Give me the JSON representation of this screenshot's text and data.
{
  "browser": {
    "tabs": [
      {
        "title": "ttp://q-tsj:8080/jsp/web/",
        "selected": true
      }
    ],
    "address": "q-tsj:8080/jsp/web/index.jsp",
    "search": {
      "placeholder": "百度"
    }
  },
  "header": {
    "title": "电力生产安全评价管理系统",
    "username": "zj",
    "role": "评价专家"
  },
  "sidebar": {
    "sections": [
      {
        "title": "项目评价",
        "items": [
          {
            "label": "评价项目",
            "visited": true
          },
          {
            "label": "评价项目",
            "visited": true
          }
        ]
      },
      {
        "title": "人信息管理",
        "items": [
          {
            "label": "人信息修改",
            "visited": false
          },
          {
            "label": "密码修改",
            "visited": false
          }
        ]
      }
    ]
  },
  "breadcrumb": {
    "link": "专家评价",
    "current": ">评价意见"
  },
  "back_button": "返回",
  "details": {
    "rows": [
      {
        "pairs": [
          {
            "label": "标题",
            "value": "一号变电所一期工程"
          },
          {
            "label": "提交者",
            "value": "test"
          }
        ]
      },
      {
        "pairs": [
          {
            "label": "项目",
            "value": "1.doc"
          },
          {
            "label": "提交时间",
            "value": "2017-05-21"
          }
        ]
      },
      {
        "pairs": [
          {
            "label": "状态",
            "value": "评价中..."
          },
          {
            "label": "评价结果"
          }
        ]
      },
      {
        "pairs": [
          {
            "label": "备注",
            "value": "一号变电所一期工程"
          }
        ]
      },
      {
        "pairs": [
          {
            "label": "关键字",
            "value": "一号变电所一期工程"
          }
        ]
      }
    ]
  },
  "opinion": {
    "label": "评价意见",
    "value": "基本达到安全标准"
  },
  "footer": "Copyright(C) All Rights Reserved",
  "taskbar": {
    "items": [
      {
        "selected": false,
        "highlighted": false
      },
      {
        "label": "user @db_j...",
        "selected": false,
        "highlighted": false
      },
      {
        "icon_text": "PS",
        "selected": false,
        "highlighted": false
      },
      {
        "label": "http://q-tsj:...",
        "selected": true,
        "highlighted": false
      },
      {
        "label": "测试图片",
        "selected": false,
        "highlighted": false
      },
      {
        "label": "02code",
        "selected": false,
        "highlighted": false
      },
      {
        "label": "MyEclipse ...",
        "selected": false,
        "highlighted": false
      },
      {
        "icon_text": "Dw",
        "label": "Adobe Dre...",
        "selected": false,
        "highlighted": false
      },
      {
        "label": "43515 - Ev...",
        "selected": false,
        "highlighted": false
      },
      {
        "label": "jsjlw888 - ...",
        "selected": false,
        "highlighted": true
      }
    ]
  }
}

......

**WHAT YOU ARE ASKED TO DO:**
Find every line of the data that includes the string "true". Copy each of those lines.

**TASK RESULT:**
        "selected": true
            "visited": true
            "visited": true
        "selected": true,
        "highlighted": true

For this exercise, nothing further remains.